ExWeb: Have you noticed any new trends in high-altitude climbing?

Well, the main traffic is still coming to the 8000’ers: Everest in spring and Manaslu in autumn. When I started in 2004, there were the hard-core, proper mountaineers, some of them trying to complete the 14 x 8000’ers. Now, people climb Everest, then go to Lhotse “because it’s next door”. After they climb three or four 8000’ers, they decide to do them all, including K2 and some other totally crazy peaks I wouldn’t even dare to come near –- but now they are so heavily supported! Until recently, K2 or Kangchenjunga were never climbed with high-altitude Sherpas or fixed ropes all the way, and now they are. That’s the major change I’ve seen. It’s not only Everest that is commercialized, but many other 8000’ers, because of these people deciding to go for all 14 of them.

As for new mountains, I am happy to say that in autumn 2018, there were a lot  of climbers opening routes and doing the first ascents of unclimbed peaks, which I think is great. Real mountaineers have realized that traffic on 8000’ers is crazy and are looking for new routes on 7000’ers in areas such as Rolwaling and Langtang. This is a great development, I love it! It’s refreshing after all the Manaslus and the Everests, and some smaller mountains such as Ama Dablam.

ExWeb: What about the stories behind the dry statistics, specifically on “disputed” summits. Don’t you want to know more sometimes?

Yes… not associated with the Himalayan Database, but as an independent journalist. That’s why I prefer to meet the climbers rather than sending them the form. It is amazing what you can find out during a face-to-face interview.

ExWeb: In the end, the main question is, why cheat?

Maybe is there’s so much pressure around them, maybe because of the sponsors. The fact is, some do lie.

Billi Bierling has summited Manaslu twice, Everst, Lhotse and Makalu.

Unlike Hawley, who never climbed herself, Bierling has summited a number of peaks, including five 8000’ers: Everest, Lhotse, Manaslu (twice), Makaluand Cho Oyu. Photo: Billi Bierling

ExWeb: Are honest mistakes possible? For instance, Luo Jing of China, whose team claimed that she had completed the 14 x 8000’ers, admitted on her own that she hadn’t reached Shishapangma’s main summit.

I do not know the details of that climb, because we only cover Nepal’s mountains, but indeed, there are climbers who really think they’ve summited and they haven’t. That’s very common on Manaslu, for instance. I wonder how many people have actually reached the real summit of Manaslu. Two years ago, many teams reached what seemed to be the summit, and later it came out that they had stopped short of the real top. There were five real summits against hundreds of claims. And some were really upset when they only found this out back in Kathmandu! Those people were not lying, they were mistaken. Mountaineers must do their research and find out where the real summit is, but so often they rely on Sherpas or mates or other teams instead. They feel they’ve paid for their guides to lead them to the finish line.

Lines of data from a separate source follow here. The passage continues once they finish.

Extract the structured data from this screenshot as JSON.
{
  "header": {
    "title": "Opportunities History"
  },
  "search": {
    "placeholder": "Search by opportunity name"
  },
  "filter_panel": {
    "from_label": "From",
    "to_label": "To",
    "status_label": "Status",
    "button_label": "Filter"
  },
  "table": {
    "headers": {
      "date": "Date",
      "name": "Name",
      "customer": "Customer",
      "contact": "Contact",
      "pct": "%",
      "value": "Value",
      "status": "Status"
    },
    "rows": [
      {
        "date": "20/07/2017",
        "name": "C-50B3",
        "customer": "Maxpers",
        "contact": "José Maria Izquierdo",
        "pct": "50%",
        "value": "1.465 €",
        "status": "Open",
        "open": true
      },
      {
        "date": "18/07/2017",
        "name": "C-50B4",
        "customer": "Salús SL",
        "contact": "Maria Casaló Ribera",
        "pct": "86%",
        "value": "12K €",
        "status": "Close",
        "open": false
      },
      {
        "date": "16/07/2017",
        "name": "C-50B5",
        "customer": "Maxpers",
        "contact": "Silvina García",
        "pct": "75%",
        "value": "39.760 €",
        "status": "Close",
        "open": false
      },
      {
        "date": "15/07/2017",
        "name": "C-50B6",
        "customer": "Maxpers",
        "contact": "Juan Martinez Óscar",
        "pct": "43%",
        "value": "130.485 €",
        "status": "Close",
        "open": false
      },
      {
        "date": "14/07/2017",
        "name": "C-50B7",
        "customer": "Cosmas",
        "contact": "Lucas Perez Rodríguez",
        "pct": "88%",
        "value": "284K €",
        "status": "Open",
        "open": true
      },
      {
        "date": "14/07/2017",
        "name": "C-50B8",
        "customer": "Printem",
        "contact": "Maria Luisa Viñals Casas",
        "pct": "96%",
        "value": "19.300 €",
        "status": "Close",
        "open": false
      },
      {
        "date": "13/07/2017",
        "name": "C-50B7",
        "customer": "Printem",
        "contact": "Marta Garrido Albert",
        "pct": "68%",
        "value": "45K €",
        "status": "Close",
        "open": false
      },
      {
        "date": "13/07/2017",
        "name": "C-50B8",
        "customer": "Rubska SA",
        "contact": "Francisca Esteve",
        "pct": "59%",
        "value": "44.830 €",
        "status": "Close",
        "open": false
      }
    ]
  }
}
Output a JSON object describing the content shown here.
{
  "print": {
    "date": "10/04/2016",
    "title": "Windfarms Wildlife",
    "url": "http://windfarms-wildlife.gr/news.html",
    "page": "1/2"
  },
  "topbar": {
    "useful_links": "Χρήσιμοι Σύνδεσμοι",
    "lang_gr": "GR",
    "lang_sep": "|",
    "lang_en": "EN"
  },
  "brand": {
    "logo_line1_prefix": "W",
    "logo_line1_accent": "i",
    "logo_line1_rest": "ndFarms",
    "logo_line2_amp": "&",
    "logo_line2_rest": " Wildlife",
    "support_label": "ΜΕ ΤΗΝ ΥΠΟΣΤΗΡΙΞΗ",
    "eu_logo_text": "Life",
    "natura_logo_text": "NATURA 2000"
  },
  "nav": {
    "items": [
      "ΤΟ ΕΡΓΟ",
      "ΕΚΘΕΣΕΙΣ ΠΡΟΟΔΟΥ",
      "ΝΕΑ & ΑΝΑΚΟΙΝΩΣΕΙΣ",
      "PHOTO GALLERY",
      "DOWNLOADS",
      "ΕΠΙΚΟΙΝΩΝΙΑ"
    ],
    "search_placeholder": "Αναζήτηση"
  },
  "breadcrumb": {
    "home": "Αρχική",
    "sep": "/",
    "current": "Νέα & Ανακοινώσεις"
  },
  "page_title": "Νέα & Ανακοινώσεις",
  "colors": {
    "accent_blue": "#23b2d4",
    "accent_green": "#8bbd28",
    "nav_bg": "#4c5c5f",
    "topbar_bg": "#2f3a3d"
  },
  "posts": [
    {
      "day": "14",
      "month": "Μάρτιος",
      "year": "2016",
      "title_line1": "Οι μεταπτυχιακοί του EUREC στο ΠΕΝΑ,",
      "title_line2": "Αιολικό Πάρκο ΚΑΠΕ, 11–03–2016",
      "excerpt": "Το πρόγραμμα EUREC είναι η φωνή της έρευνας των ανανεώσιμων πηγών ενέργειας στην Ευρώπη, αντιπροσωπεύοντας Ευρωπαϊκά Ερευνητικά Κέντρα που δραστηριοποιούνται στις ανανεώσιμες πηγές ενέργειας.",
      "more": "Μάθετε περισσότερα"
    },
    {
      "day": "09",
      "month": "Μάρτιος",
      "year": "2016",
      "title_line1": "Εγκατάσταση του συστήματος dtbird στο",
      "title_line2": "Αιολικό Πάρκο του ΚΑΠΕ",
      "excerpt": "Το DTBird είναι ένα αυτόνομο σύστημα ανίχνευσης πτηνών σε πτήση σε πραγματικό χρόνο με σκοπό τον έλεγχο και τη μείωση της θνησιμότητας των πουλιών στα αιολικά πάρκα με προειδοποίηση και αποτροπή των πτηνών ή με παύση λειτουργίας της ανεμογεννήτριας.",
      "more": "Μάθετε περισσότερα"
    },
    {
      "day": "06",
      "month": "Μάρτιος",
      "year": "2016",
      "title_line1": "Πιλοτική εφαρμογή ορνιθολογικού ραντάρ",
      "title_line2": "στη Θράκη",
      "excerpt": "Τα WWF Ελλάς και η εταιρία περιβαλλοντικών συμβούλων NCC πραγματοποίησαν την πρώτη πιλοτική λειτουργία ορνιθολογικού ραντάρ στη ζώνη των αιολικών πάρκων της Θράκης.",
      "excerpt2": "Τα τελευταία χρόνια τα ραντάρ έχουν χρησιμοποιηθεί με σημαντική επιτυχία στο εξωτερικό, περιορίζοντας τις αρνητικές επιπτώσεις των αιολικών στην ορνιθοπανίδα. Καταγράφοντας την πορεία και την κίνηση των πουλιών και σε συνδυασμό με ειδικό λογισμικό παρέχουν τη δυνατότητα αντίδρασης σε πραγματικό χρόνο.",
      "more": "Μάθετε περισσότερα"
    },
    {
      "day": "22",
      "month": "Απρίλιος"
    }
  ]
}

Appendix: The Other Chroniclers

While the Himalayan Database is a highly valuable source of information and is downloadable for free(!), it only includes peaks located in Nepal. Data on Shishapangma or Pakistan’s 8000’ers are not included. Eberhard Jurgalsky of Germany has tried to fill this gap, originally supported by a database compiled by Xabier Eguskitza of Spain. He then added his own entries for decades. His database includes detailed lists and tables, including summits on all 8000’ers, first ascents, anniversaries and rankings by gender, date, nationality, etc. Stats on his website,, have not been updated since 2016, but Eberhard may provide statistical information for a fee.

From Brazil, Rodrigo Granzotto Peron has complete tables on 8000’ers, 7000’ers, Pakistan spires, the former Snow Leopard listers in Central Asia, and so on. Granzotto likewise told ExplorersWeb that his work is getting harder every year because of increasing numbers of climbers and the need to double-check facts after not-so-clear claims. On the other hand, he reckoned that social media is making it easier to contact climbing teams.